Potential Bounced Check Fees
If you write a check but do not have the funds available in your checking account to cover the amount of the check, one of two things could happen. If you have set up overdraft protection on your checking account, your bank might decide to cover the amount of the check for you and allow the check to clear anyway. The bank, however, will charge you an overdraft fee for this privilege.
Overdraft fees vary by bank but the average is about $35, according to StatisticBrain. This is an expensive fee if you already have a problem keeping a positive balance in your check account, but you’ll probably be better off than you would be without the overdraft protection.
Returned Check Fees
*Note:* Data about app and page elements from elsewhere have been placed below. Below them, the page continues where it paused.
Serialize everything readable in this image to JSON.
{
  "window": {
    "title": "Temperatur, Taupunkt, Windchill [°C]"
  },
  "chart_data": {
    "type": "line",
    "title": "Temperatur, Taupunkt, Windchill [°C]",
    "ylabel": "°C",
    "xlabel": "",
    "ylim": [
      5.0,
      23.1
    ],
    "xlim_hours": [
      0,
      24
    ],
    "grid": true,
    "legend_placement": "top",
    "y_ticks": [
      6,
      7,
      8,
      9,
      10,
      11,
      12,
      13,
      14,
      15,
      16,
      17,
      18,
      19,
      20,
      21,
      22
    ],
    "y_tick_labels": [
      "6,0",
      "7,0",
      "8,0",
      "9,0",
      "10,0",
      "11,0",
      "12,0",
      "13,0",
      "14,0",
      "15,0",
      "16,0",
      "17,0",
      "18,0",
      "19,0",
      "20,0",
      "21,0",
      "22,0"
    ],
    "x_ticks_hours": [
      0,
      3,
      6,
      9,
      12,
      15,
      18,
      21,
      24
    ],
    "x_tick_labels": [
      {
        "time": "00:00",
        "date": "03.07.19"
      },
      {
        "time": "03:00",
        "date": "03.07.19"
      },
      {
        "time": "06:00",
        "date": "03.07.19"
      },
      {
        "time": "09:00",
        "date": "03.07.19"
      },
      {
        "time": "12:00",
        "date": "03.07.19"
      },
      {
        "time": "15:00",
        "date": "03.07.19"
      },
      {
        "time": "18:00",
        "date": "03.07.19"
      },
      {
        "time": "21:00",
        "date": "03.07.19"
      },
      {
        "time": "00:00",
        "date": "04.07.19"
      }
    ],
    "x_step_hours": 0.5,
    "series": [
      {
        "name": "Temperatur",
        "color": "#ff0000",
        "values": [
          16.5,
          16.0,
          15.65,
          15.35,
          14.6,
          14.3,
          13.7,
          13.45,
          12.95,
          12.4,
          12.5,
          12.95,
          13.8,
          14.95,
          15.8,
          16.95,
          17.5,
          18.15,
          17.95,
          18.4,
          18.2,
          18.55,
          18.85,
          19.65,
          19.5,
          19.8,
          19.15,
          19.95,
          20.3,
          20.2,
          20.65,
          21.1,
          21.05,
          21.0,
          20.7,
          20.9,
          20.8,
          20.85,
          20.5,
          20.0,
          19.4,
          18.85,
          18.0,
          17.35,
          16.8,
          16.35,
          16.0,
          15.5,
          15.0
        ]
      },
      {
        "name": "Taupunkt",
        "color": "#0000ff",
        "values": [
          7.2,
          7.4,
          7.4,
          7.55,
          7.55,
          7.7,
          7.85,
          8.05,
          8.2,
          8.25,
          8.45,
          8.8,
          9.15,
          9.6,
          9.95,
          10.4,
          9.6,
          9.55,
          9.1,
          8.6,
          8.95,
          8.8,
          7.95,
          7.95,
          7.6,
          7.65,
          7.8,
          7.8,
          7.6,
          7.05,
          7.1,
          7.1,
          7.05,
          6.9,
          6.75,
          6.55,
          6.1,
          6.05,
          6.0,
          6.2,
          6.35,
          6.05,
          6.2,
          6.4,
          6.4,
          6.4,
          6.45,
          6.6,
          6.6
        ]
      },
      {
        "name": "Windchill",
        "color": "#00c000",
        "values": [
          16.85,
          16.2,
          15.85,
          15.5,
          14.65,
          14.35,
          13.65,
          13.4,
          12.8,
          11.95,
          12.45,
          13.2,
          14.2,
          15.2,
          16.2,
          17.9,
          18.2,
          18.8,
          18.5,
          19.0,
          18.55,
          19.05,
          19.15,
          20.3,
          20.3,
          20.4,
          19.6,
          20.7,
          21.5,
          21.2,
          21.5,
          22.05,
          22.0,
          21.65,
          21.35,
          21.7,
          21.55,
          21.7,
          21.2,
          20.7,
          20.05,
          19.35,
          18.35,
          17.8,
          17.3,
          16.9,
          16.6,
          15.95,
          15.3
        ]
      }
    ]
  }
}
If you have opted out of the overdraft protection or have exceeded what your bank believes to be an acceptable number of overdrafts during the year, the bank might not cover the amount of the check. In this case, the recipient of your check will be informed that your check bounced. When the check bounces, you get charged a bounced check or insufficient funds fee. These fees are similar in amount to bank overdraft fees.
Merchants are not happy when you bounce a check because they don’t get the money you promised to pay them. In addition to not getting your payment, the merchant’s bank charges a fee called a return deposited item fee. Now, the merchant will likely tack on a variety of fees that you will owe on top of the amount you still owe because your check payment failed to clear. Adding up all the returned check fees, the total penalty can easily exceed what you would have been charged with just an overdraft fee from your bank.
Unfortunately, this is not necessarily the end of the penalties for bouncing a check. If your payment did not clear due to a bounced check, you may face additional penalties in the form of late fees. Most companies charge additional late fees for rent payments, mortgage payments, utility payments, and credit card payments. Late fees in the range of $25 to $100 could be added to the returned check fees you already owe.
For someone who’s already facing some cash flow problems, the penalties associated with a bounced check can be pretty severe. Writing a check that ends up bouncing can easily end up costing you an additional $100 in fees. Unfortunately, some of the potential long-term effects are even worse than the upfront financial penalties. Purposely making a payment with a check knowing the funds are not available can be considered to be a form of check fraud.
TeleCheck is a consumer reporting agency that creates a database of consumers who may pose an above-average risk for fraud. Unlike credit reporting agencies that report credit scores and credit history, consumer reporting agencies like TeleCheck report information about consumers who are a higher risk for bounced checks and consumer fraud.
Large merchants such as Target and Walmart use databases such as this in order to decide whether or not to accept check payments from customers. If you bounce a check a few times, you could get flagged for being a higher-risk customer. Then, you simply won’t be able to use a check to make a payment with many merchants.
Furthermore, your bank could end up closing your account and reporting you to another consumer reporting agency that banks use before allowing customers to open new checking accounts. Bouncing a check is costly in the short run, but it is even more costly in the long run if you have problems opening a checking account at all.
Author: Jeff Gitlen